With magnesium being actively required by 600–700 enzyme systems in the human body, internal functions that reduce inflammation with the help of magnesium are being newly discovered every year. For example, magnesium has been found to be a natural calcium channel blocker, which is crucial because calcium in excess is one of the most pro-inflammatory substances in the body. This is why I recommend a 1:1 balance of calcium with magnesium, while also taking into account the amount of calcium people get in their daily diets.”
New York Times best-selling author and doctor, Joseph Mercola, says, “We are all going to die at some point, but if you’re deficient in magnesium you may wind up dying sooner rather than later. As new research in atherosclerosis found, low serum magnesium levels are associated with higher all-cause mortality and cardiovascular mortality, adding to growing research supporting the importance of adequate magnesium.”
Dean says that more than 75 percent of Americans fail to met their minimum daily requirement of magnesium.
A 32-page guide to the benefits of magnesium, along with magnesium deficiency symptoms, is available for free at nutritionalmagnesium.org.
This is fascinating news that supports holistic and natural medicine. According to an article on the Nutritional Magnesium website, ” Magnesium is an antioxidant and calcium blocker which helps lower oxidative stress, prevent insulin resistance, and lowers inflammatory conditions which could add years to your life.”
Dean explains in a video on the same website that magnesium is required to absorb the calcium. When there is too much calcium in the body, muscles get tight and cramps may occur in the legs, the heart and other parts of the body. Calcium actually depletes the amount of magnesium in the body and it may take two to three times the amount of magnesium to that of calcium for a good balance. Most people get enough calcium from the foods they eat, but magnesium is obtained partially from food and partially through supplements.
Foods high in magnesium include: dark, leafy greens such as chard, beet greens and *kale, Brazil nuts, squash, sunflower and pumpkin seeds, kidney, pinto and green beans, avocados, Quinoa, millet, whole grain brown rice, bananas, dark chocolate, peanut butter, sweet corn and dried fruits such as raisins, dates and apricots.

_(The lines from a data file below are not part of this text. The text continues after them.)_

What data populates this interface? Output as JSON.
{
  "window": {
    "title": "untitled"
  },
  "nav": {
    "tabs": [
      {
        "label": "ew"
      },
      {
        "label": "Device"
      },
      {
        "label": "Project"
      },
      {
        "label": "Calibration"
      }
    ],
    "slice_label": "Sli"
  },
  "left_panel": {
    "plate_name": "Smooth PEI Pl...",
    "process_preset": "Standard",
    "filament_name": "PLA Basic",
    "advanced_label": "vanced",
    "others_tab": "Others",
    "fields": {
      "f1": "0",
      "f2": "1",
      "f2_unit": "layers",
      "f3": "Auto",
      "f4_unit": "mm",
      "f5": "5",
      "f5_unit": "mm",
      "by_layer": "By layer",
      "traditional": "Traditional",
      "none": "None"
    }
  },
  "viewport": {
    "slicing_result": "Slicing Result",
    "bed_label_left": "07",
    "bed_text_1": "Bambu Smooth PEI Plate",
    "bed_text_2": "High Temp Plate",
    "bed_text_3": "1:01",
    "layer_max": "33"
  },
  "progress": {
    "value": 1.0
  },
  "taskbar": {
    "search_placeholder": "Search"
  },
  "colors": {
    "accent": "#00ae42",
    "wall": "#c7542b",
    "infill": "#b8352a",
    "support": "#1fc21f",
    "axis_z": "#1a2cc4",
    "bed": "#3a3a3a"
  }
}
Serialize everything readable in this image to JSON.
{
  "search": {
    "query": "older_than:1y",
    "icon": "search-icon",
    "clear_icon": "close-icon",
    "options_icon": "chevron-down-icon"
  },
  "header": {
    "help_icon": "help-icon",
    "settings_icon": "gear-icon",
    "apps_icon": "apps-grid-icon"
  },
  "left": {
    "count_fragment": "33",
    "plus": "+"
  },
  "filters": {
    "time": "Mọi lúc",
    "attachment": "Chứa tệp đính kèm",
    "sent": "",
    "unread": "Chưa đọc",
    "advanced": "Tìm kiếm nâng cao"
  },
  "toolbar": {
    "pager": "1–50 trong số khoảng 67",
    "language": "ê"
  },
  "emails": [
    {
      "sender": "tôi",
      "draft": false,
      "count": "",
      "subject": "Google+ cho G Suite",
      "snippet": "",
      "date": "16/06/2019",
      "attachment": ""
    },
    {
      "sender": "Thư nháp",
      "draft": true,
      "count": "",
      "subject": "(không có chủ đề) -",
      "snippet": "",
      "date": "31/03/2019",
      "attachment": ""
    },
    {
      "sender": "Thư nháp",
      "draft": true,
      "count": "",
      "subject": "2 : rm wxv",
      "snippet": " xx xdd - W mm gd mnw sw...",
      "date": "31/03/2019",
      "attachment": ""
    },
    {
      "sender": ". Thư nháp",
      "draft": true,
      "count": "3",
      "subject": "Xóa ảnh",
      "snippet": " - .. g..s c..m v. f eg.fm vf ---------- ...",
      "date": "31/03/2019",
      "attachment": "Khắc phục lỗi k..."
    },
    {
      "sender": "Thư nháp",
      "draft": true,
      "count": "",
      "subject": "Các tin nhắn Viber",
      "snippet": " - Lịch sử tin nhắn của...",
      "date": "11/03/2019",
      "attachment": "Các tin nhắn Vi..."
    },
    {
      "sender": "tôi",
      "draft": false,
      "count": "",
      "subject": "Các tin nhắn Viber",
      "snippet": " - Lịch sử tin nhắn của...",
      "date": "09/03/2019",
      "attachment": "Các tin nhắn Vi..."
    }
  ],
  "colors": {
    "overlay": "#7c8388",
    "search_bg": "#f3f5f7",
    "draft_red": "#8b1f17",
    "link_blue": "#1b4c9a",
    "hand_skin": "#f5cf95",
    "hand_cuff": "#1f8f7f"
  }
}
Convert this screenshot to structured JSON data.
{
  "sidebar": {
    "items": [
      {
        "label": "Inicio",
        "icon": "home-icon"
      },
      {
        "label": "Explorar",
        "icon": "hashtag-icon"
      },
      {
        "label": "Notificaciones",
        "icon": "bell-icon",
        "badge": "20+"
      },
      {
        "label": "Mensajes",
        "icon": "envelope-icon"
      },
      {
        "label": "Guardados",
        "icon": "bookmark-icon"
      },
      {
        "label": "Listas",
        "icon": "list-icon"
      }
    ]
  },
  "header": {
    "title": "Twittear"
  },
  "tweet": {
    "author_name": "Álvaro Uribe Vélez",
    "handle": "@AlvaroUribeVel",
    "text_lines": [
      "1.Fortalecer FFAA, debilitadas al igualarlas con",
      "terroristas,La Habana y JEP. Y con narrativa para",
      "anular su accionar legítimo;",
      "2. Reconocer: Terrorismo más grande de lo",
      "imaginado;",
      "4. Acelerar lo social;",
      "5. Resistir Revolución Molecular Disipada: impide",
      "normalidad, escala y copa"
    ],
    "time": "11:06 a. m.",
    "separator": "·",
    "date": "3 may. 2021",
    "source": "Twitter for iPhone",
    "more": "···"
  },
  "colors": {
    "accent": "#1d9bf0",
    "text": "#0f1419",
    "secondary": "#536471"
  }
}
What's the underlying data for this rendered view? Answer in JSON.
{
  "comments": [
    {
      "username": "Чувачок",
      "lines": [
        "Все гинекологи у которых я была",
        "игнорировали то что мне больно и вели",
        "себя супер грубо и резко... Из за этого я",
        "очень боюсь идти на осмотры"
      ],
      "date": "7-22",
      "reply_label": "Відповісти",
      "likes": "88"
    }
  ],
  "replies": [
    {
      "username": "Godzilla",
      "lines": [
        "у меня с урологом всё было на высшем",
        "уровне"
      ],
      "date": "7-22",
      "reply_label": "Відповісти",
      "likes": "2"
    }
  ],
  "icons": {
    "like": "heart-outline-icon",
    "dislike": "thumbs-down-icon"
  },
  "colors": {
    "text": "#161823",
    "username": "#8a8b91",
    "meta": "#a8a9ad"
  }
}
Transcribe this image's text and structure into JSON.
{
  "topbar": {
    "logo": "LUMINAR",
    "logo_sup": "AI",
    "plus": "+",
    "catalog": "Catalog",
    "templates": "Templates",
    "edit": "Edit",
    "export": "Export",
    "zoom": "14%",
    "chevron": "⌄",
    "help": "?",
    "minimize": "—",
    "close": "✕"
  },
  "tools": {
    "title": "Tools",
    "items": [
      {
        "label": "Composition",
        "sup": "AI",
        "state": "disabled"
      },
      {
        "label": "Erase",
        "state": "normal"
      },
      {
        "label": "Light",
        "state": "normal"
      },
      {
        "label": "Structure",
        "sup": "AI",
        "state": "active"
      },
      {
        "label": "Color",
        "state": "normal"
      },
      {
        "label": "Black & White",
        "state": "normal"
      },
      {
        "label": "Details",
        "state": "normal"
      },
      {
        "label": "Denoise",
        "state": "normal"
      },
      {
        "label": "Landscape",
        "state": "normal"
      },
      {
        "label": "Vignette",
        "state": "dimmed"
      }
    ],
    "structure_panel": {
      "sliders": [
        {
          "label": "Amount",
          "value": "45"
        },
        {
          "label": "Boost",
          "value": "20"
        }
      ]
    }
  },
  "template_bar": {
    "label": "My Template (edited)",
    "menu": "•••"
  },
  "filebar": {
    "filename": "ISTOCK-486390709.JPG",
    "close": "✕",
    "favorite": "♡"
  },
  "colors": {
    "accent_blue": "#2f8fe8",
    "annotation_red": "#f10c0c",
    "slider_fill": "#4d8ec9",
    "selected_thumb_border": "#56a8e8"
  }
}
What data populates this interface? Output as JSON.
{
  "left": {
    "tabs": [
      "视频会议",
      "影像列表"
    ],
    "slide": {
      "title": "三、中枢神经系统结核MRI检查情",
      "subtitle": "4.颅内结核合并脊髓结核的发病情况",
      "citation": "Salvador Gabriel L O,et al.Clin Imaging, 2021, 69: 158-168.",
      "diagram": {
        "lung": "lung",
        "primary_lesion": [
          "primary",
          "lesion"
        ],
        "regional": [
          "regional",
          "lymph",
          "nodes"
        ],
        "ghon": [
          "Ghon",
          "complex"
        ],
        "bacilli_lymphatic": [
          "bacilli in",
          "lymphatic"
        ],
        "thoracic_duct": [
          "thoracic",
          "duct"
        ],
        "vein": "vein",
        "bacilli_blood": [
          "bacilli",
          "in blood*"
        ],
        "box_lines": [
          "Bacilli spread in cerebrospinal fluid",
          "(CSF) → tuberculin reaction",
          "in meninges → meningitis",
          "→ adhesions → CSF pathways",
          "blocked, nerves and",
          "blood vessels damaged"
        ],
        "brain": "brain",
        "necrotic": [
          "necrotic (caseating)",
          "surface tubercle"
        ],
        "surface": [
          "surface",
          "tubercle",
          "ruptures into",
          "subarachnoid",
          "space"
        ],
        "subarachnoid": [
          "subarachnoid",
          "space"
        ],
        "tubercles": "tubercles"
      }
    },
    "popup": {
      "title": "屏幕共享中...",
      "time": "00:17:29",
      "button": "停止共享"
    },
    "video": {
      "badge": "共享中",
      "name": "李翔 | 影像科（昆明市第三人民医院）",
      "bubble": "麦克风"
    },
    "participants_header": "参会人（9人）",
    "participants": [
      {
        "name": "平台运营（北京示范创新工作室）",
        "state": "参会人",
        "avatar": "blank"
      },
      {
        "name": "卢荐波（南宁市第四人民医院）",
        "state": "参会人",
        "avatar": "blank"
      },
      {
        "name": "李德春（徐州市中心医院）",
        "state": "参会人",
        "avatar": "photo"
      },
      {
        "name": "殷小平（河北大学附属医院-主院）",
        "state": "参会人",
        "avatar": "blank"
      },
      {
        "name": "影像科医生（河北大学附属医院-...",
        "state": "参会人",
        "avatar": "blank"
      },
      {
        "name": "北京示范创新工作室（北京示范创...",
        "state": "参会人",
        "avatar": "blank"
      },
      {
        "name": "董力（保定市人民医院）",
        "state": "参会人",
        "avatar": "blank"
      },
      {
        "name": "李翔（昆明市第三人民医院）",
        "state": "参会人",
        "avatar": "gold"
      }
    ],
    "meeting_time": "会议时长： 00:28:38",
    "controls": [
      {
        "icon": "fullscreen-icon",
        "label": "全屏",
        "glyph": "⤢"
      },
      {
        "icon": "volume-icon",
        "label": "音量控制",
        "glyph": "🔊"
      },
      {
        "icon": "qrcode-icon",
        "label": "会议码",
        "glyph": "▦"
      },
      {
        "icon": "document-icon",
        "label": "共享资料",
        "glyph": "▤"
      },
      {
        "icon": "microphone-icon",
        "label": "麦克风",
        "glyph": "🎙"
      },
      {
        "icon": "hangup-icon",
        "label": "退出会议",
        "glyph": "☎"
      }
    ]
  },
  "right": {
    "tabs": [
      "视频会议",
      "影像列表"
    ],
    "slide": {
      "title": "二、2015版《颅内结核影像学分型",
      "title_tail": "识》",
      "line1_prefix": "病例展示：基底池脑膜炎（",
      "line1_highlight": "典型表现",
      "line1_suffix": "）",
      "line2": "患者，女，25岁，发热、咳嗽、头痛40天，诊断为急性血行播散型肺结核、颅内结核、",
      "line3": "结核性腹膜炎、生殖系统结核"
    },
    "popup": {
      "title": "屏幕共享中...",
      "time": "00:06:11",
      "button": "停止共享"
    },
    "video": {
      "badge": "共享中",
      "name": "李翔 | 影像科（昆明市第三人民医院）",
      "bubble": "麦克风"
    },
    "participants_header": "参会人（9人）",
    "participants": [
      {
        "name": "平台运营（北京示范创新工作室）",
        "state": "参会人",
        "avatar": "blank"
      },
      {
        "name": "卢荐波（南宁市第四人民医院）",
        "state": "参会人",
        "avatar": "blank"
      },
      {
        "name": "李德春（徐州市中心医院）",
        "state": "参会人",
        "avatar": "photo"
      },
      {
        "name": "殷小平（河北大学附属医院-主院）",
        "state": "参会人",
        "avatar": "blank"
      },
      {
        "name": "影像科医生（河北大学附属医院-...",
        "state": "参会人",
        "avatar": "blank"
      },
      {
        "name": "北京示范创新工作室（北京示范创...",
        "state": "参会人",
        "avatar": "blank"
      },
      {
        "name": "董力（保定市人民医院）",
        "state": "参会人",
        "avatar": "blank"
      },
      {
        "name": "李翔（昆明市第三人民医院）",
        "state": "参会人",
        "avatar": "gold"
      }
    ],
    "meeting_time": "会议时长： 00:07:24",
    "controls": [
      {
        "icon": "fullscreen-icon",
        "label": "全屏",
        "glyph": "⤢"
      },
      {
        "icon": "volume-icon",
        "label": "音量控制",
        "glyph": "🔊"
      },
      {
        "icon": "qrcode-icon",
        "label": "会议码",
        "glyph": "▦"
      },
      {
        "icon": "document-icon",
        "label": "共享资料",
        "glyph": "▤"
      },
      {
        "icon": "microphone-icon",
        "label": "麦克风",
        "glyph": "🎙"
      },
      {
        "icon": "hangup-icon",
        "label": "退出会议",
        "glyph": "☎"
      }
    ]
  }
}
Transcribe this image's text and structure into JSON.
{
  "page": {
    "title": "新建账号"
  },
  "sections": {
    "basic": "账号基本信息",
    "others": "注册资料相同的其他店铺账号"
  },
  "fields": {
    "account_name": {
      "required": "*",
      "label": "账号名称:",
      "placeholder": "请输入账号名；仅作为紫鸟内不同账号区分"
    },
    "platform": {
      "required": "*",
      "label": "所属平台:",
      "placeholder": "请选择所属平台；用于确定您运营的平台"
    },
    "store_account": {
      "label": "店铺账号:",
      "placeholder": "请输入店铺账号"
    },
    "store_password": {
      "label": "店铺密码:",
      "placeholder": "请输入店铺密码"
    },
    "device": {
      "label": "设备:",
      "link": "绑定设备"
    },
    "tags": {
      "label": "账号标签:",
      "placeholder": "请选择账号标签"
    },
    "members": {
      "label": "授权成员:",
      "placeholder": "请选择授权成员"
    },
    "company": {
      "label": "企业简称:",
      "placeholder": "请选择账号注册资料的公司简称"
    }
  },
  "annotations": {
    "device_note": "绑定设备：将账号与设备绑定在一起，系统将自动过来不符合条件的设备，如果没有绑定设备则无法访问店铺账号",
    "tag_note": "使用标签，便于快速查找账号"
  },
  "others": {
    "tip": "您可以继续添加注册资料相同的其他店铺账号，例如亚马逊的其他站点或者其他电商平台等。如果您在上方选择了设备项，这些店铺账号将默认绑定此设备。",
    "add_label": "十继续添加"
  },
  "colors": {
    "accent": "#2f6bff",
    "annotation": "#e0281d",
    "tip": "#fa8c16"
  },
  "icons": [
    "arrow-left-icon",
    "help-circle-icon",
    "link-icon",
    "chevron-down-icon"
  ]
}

For a complete list of foods and their nutrients, visit Health.Alicious.Ness.com.
Watch the video for a great kale recipe and don’t forget to share on Facebook and subscribe to this examiner.